Log in


Growing Up and Liking It (Or Not)

2 Nov, 2006 By: Jessica Wolf

“Growing Up and Liking It” was the name of a pamphlet I got in P.E. class somewhere around sixth grade.

It was one of those rites of passage for the American adolescent, when suddenly, one day instead of dressing out for a ribald game of racquetball, we are told to stay in our normal clothes and the boys are skirted away to some murky unknown destination and we girls are treated to a charming video full of flowers blooming and petals unfurling as we “discover” what the joys of being a woman are about to bring.

I remember my mom laughed when I brought home the “Growing Up and Liking It” pamphlet (reading material which, frankly, left me more confused than anything else). This was smack dab in a time in my life when I would often lie awake at night and cry because I didn't want to grow up, I didn't want to get old, I didn't want to die.

I had a touch of a melodramatic streak, yes.

My mother taught me the meaning of the word irony in her laughter over that pamphlet.

I thought of that pamphlet again recently as I sat listening to all sorts of marketing and entertainment executives speak about the influential consumptive power of the American teenager at the “What Teens Want Conference.”

Of late, with all the discussion of new media and digital delivery and what a strong role the teenage demographic plays in this, I can't help thinking — what happens when this age group grows up?

I mean, there are some absolutes when it comes to teenage behavior, but every generation is different.

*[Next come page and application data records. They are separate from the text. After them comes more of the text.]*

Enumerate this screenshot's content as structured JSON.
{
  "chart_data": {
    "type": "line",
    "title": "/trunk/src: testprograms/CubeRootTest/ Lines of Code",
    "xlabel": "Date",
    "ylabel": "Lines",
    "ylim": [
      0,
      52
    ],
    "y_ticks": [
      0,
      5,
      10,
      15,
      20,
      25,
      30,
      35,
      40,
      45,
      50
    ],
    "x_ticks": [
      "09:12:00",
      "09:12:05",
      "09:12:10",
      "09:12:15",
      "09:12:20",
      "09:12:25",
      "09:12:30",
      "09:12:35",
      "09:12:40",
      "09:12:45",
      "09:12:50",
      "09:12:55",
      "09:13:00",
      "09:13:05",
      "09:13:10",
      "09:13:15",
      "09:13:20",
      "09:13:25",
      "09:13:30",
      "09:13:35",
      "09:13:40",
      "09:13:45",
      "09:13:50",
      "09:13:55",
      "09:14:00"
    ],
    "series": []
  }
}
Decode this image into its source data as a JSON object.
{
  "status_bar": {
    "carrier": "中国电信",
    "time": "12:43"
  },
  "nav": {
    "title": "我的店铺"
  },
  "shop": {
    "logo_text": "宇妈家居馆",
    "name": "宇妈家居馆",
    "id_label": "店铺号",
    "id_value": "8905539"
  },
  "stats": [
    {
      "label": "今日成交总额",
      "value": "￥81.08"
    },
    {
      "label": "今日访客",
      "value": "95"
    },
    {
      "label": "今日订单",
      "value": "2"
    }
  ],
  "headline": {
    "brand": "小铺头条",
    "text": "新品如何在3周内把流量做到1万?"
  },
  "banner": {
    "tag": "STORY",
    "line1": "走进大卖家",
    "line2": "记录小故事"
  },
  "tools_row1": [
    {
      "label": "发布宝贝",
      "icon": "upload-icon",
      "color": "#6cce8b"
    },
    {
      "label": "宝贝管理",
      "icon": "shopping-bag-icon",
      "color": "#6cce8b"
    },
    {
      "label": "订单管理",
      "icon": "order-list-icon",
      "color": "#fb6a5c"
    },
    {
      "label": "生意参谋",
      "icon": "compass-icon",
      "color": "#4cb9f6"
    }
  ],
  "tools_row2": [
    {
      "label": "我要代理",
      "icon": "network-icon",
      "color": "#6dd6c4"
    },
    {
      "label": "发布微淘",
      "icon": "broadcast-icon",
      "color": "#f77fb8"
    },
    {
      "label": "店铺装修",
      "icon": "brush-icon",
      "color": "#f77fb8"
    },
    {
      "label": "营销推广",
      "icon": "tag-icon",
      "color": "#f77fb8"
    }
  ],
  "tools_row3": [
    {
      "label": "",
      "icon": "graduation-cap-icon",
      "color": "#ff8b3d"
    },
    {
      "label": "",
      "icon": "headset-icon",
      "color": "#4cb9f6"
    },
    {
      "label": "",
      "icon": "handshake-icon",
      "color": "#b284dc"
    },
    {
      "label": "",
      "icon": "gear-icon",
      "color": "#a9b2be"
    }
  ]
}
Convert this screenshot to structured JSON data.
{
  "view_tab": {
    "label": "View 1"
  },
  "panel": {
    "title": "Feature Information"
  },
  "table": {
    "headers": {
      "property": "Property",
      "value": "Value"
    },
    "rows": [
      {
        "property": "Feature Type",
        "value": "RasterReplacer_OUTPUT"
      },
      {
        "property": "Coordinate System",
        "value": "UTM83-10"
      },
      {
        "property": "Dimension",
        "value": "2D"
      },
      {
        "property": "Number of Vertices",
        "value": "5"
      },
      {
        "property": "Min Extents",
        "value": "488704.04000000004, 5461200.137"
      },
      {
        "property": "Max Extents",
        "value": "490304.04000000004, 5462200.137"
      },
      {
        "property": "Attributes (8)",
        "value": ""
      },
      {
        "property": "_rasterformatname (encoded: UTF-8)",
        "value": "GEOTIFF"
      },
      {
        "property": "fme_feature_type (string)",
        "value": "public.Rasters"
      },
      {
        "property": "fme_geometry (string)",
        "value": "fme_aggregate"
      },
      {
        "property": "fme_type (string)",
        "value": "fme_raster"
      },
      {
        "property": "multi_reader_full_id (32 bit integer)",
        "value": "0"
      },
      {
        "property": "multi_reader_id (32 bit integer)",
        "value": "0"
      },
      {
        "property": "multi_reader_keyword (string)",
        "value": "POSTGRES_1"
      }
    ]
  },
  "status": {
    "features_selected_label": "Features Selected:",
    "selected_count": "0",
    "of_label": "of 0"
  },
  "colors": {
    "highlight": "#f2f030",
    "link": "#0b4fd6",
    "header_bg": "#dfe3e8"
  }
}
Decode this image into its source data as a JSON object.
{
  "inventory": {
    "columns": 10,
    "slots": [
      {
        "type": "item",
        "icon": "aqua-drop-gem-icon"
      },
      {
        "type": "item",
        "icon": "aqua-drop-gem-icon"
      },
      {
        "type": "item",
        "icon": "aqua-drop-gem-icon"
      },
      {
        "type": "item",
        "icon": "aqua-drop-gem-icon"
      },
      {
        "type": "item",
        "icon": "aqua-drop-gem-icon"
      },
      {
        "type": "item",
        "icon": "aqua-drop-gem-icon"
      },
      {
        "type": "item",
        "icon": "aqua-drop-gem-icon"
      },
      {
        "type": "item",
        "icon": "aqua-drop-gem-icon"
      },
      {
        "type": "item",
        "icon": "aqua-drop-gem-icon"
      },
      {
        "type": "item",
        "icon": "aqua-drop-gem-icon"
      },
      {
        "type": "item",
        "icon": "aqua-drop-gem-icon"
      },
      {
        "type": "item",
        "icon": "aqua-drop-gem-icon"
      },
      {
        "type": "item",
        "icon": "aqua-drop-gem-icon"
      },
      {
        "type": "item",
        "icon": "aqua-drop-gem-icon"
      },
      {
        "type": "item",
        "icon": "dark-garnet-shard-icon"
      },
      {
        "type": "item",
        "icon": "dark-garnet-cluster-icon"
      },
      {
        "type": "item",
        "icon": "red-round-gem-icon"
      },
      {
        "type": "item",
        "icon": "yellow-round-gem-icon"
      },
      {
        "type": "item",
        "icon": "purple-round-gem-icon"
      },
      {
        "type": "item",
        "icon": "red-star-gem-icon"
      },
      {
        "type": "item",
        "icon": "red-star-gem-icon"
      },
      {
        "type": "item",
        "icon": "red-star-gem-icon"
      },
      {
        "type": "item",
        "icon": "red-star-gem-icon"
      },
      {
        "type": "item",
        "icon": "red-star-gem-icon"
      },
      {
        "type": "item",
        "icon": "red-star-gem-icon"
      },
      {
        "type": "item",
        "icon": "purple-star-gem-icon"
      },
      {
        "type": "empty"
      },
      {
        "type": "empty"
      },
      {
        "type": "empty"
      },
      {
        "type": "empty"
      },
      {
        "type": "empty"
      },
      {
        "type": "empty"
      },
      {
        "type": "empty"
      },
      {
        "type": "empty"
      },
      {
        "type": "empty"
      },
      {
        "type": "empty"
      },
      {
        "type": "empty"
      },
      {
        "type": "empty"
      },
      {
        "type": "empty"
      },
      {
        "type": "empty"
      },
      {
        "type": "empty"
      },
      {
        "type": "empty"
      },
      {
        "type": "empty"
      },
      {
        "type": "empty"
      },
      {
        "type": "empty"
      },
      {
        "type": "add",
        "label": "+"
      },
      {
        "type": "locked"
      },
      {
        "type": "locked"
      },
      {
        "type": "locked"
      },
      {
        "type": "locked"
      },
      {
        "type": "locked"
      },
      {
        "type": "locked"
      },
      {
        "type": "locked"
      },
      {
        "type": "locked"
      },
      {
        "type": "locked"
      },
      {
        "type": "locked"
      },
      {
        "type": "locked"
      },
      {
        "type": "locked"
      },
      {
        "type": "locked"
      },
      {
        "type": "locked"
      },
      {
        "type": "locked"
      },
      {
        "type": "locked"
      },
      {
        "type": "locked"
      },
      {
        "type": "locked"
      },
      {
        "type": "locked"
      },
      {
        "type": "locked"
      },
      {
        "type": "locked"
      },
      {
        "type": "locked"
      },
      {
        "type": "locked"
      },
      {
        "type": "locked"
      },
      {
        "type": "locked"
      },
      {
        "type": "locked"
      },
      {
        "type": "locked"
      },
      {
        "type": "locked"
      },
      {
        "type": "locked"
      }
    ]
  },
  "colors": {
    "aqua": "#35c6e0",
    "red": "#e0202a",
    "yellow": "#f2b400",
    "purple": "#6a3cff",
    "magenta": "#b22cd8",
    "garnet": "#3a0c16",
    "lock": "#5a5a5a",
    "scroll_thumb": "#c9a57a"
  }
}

Will the next batch of teens be as digitally obsessed as the current crop? Will the Youtube phenomenon burn out like so many other fads of the past? Or will it evolve and become homogenized to the point that it is no longer even appeals to the wacky, expressive and/or rebellious teen element?

I think it's dangerous to bank a whole business model, a whole path of the industry on the teen market. And yet, every conference I attend where digital delivery is discussed, this age group is held up as a beacon of the wave of the future.

But how many things do you still do that you did as a teenager? How much of this age group's connected behaviors will carry through to their adulthood? I think you could argue that many activities will, but certainly not all.

One rather startling thing I've discovered as I sit listening to analysts and pop culture purveyors talk about this age group is how much I still seem to have in common with it.

In many ways, my entertainment consumption habits mirror what people say about teenagers. I spend a lot of time interacting with music, whether that's buying and listening to CDs, downloading tracks (legally) or going to concerts, as well as updating my Myspace page, instant messaging, etc.

Part of this I think can be attributed to me getting to the ripe old age of 34 with no children, mortgage or otherwise highly intrusive responsibilities to command a chunk of my discretionary dollar and free time.

Or part of it, I guess can be attributed to those nights crying over “Growing Up and Liking It.” Maybe it's my way of staving off that quashed fear I've felt for so many years.

Are today's teenagers like me? Are they growing up and not liking it? As they age, will they evolve away from many of the behaviors that are setting them apart from the population at large, or will they cling to them?

It remains to be seen, and while I totally buy into the idea of a trendy clothing company or soda company banking on this segment of the market, movies and entertainment have a much broader sea of users than just teens.

I hope entertainment creators and marketers will take what they have learned about teen behaviors, especially with regard to digital delivery, and use what they see to try to bring the rest of us more fully into the fold and find those layers where our interests and desires overlap.

After all, whether teens or the folks who sell to them like it or not, they are going to grow up.

(But not me.)

Add Comment